Jessica Garcia
Wednesday, May 22, 2024

In an era of climate disasters, Americans in vulnerable regions will need to rely more than ever on their home insurance. But as floods, wildfires, and severe storms become more common, a troubling practice known as ‘bluelining’ threatens to leave many communities unable to afford insurance – or obtain it at any price.

Bluelining is an insidious practice with similarities to redlining – the notorious government-sanctioned practice of financial institutions denying mortgages and credit to Black and brown communities, which were often marked by red lines on map.
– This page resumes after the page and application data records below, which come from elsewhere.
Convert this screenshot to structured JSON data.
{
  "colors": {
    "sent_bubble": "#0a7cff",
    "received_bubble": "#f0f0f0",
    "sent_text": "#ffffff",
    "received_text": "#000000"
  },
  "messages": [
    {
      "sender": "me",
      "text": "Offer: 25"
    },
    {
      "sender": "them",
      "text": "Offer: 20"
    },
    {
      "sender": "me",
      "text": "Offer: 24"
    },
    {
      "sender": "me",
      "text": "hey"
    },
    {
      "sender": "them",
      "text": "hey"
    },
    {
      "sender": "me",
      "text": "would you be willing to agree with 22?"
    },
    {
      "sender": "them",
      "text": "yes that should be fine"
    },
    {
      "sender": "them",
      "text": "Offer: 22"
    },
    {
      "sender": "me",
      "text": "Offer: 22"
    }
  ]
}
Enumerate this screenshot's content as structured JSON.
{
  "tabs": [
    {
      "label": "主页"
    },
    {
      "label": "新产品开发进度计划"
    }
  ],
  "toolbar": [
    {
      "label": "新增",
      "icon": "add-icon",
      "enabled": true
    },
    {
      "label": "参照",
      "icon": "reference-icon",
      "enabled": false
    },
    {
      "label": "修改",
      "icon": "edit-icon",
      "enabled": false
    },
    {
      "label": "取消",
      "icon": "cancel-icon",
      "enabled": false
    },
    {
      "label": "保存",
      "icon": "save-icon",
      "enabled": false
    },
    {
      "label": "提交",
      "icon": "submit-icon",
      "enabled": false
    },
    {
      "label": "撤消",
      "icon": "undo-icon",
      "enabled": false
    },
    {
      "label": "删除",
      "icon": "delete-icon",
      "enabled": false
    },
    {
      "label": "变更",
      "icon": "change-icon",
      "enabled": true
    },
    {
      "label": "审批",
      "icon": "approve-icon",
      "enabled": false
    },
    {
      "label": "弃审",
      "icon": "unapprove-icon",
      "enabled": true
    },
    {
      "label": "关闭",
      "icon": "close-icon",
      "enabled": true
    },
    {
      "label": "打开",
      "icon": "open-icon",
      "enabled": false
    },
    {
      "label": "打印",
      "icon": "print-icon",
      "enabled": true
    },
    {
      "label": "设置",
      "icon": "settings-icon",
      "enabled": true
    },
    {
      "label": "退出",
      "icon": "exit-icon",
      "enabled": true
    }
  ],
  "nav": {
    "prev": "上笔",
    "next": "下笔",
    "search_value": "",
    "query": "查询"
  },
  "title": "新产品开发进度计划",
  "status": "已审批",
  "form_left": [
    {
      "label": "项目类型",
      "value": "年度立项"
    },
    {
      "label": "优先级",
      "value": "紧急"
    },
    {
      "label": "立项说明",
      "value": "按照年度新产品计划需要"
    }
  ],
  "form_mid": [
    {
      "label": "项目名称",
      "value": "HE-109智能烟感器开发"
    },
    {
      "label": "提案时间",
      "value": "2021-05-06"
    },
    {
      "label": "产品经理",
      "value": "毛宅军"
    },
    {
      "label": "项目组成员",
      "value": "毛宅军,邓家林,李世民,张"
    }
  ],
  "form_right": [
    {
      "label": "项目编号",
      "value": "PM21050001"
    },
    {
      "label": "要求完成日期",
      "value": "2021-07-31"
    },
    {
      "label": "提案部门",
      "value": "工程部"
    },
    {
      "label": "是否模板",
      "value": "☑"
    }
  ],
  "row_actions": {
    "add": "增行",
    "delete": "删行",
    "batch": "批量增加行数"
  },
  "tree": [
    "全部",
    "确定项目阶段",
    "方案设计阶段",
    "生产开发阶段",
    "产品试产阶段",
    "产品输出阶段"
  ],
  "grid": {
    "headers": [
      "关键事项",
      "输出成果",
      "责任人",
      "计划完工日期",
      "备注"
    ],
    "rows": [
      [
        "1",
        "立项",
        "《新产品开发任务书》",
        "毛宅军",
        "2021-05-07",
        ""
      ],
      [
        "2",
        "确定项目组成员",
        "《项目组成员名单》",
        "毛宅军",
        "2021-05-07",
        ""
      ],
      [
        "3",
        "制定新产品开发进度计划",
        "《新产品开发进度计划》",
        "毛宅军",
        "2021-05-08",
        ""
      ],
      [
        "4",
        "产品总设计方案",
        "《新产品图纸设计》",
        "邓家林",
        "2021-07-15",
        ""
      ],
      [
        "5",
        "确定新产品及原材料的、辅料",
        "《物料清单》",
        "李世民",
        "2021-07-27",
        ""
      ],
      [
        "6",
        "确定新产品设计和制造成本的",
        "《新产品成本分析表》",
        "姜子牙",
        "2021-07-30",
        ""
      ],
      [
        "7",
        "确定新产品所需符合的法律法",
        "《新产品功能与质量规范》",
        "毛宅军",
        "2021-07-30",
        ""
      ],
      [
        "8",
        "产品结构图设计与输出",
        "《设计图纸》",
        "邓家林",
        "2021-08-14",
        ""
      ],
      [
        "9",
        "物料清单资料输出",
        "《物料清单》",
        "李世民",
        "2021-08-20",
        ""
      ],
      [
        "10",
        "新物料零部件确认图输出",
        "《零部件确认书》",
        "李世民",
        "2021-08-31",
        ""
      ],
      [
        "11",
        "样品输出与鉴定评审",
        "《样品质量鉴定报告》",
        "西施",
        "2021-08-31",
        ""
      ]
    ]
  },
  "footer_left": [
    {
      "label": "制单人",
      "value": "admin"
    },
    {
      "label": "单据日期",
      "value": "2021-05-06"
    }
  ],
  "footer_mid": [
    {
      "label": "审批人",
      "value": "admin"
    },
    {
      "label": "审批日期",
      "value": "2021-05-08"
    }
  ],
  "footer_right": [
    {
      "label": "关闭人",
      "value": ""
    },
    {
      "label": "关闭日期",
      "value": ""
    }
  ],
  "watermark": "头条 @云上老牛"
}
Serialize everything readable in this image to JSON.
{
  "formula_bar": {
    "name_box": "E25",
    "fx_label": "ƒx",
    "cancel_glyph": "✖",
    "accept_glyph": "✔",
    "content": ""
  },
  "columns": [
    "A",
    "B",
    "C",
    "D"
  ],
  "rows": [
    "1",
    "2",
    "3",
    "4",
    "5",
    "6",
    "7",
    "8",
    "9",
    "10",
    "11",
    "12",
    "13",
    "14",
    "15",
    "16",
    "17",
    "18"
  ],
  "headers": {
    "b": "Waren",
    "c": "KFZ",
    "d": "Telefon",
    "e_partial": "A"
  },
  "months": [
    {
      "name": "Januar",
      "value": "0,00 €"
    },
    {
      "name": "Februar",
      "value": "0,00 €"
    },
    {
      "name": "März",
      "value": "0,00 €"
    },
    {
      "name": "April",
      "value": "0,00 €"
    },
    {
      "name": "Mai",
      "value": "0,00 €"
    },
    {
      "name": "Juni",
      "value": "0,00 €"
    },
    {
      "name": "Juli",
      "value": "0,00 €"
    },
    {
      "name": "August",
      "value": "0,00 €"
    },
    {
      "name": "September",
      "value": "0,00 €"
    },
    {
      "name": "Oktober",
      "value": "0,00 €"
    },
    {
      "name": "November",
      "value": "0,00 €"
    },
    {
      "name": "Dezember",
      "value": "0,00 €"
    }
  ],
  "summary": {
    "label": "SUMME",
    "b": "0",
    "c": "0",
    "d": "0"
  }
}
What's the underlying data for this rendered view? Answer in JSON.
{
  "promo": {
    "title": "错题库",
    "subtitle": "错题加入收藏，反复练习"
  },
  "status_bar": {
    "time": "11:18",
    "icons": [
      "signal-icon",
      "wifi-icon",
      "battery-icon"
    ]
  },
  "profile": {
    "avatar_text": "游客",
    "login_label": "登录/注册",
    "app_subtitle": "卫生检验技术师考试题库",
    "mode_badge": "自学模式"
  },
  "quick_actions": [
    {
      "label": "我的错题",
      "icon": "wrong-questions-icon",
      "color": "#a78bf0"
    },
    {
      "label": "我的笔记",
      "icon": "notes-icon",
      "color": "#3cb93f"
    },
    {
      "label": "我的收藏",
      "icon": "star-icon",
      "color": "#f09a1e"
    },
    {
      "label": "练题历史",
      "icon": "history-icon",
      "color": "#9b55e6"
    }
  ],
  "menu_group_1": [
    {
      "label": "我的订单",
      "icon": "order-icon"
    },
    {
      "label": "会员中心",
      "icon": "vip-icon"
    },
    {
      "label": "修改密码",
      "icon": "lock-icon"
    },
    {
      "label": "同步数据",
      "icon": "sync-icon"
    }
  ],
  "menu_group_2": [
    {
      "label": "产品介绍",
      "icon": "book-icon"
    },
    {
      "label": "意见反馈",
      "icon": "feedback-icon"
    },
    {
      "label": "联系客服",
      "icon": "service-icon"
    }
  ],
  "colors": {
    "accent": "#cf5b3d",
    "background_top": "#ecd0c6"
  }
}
These days, financial institutions are now drawing ‘blue lines’ around many of these same communities, restricting services like insurance based on environmental risks. Even worse, many of those same institutions are bankrolling those risks by funding and insuring the fossil fuel industry.

Originally, bluelining referred to blue-water flood risks, but it now includes other climate-related disasters like wildfires, hurricanes, and severe thunderstorms, all of which are driving private-sector decisions. (Severe thunderstorms, in fact, were responsible for about 61 percent of insured natural catastrophe losses in 2023.)

In the case of property insurance, we’re already seeing insurers pull out of entire states like California and Florida. The financial impacts of these decisions are considerable for everyone they affect – and often fall hardest on those in low-income and historically disadvantaged communities.

A Redfin study from 2021 illustrated that areas previously affected by redlining are now also those prone to flooding and higher temperatures, a problem compounded by poor infrastructure that fails to mitigate these risks. This overlap is not a coincidence but a further consequence of systemic discrimination and disinvestment.

This financial problem exists no matter where you live. In 2024, the national average home insurance cost rose about 23 percent above the cost of similar coverage last year. Homeowners across more and more states are left grappling with soaring premiums or no insurance options at all. And the lack of federal oversight means there is little uniformity or coordination in addressing these retreats.

This situation will demand a radical rethink of how we approach investing in our communities based on climate risks. For one thing, financial institutions must pivot from funding fossil fuel expansion to investing in renewable energy, natural climate solutions, and climate resilience, including infrastructure upgrades. What about communities in especially vulnerable areas? One strategy is community-driven relocation and managed retreat. By relocating communities to low-risk areas, we not only safeguard them against immediate physical dangers but also against ensuing financial hardships. Additionally, preventing development in known high-risk areas can significantly decrease financial instability and economic losses from future disasters.

As part of this strategic shift, financial policies must be realigned. We need regulations that compel financial institutions to manage and mitigate financial risk to the system and to consumers. We also need them to invest in affordable housing development that is energy-efficient, climate-resilient, and located in areas less susceptible to climate change in the mid- to long-term. Meanwhile, green infrastructure and stricter energy efficiency and other resilience-related building codes can serve as bulwarks against extreme temperatures and weather events.

The challenge of bluelining offers us an opportunity to forge a path towards a more resilient and equitable society. We owe it to the future generations to do more than just adapt to climate change.

Excerpted: ‘How Bluelining Leaves

Climate Vulnerable Communities Without Home Insurance’.